Johnny Ronan backed by UK Plc in bid to pay off debt

Supported by Development Securities as he fights to exit Nama

Developer Johnny Ronan is being backed by Development Securities, a €343 million British property investor listed on the London Stock Exchange, as he fights to finally exit Nama by repaying his personal company debts.

Mr Ronan, one of the most high-profile developers in Ireland's boom, has engaged with Nama in recent weeks in relation to his proposed bid to pay off his debts.

He has told the State property agency that Development Securities has expressed preliminary interest in buying out his debts at par, the only way a Nama developer can exit the agency.

The move follows discussions between Mr Ronan and Nama about the future of his personal property portfolio. Interest among international investors has surged for assets after Ireland's exit from the EU-IMF bailout.


Nama has put a number of loans books associated with individual developers up for sale in the last six months and it is thought to have considered taking this approach with Mr Ronan.

Development Securities was founded in 1993 and its experienced management team has a track record in funding projects by itself and with larger investment funds. A spokesperson for Development Securities did not respond to requests for comment. Mr Ronan could not be contacted.

Prime Dublin offices

Mr Ronan’s personal and private company related debt totals about €250 million.

His assets include prime Dublin offices including Treasury Buildings, which houses Nama and the developer's own private office, as well as Connaught House, which is occupied by the former Anglo Irish Bank.
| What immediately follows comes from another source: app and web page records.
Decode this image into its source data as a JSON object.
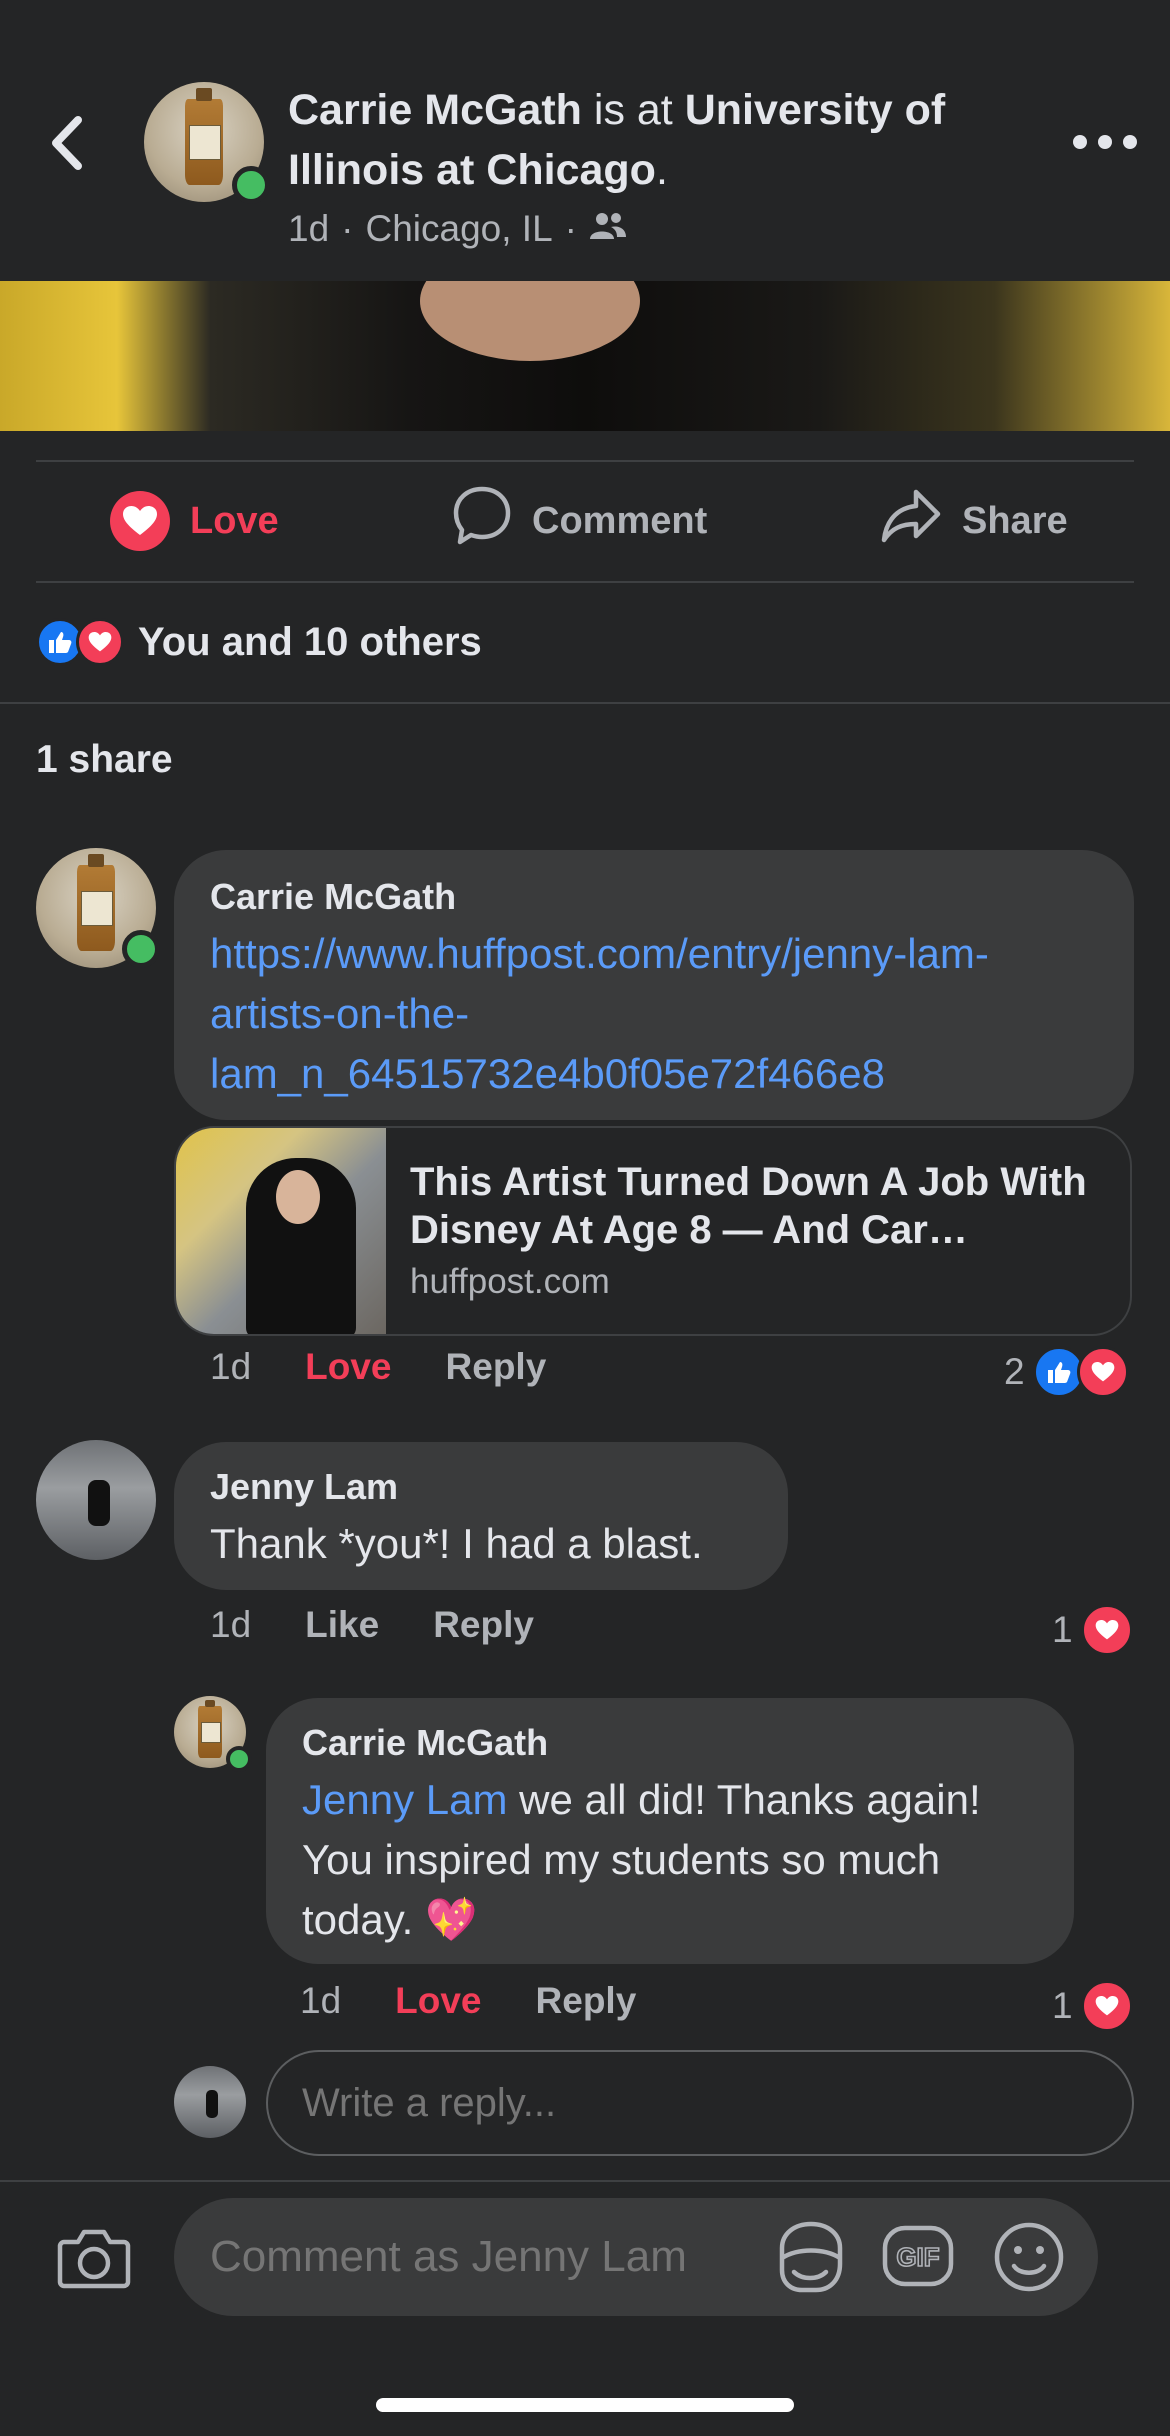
{
  "header": {
    "author": "Carrie McGath",
    "is_at": " is at ",
    "place": "University of Illinois at Chicago",
    "period": ".",
    "time": "1d",
    "sep": "·",
    "location": "Chicago, IL",
    "audience_icon": "friends-icon"
  },
  "actions": {
    "love_label": "Love",
    "comment_label": "Comment",
    "share_label": "Share"
  },
  "reactions": {
    "summary": "You and 10 others",
    "icons": [
      "like-icon",
      "love-icon"
    ]
  },
  "shares": {
    "label": "1 share"
  },
  "comments": [
    {
      "author": "Carrie McGath",
      "link_text": "https://www.huffpost.com/entry/jenny-lam-artists-on-the-lam_n_64515732e4b0f05e72f466e8",
      "link_line1": "https://www.huffpost.com/entry/jenny-lam-",
      "link_line2": "artists-on-the-",
      "link_line3": "lam_n_64515732e4b0f05e72f466e8",
      "preview": {
        "title": "This Artist Turned Down A Job With Disney At Age 8 — And Car…",
        "domain": "huffpost.com"
      },
      "time": "1d",
      "reaction_label": "Love",
      "reply_label": "Reply",
      "reaction_count": "2"
    },
    {
      "author": "Jenny Lam",
      "text": "Thank *you*! I had a blast.",
      "time": "1d",
      "reaction_label": "Like",
      "reply_label": "Reply",
      "reaction_count": "1"
    },
    {
      "author": "Carrie McGath",
      "mention": "Jenny Lam",
      "text": " we all did! Thanks again! You inspired my students so much today. 💖",
      "time": "1d",
      "reaction_label": "Love",
      "reply_label": "Reply",
      "reaction_count": "1"
    }
  ],
  "reply_box": {
    "placeholder": "Write a reply..."
  },
  "composer": {
    "placeholder": "Comment as Jenny Lam",
    "gif_label": "GIF"
  },
  "colors": {
    "background": "#242526",
    "bubble": "#3a3b3c",
    "love": "#f33e58",
    "like": "#1877f2",
    "link": "#5b9bf8",
    "online": "#45bd62"
  }
}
He also owns the building which houses Bewley's on Grafton Street.

In 2011 Mr Ronan's main company Treasury Holdings was placed into receivership by Nama on foot of debts of more than €1 billion, but he was allowed to continue to manage his personal property portfolio.

Mr Ronan recently launched a website called the Ronan Group, outlining his record as a developer.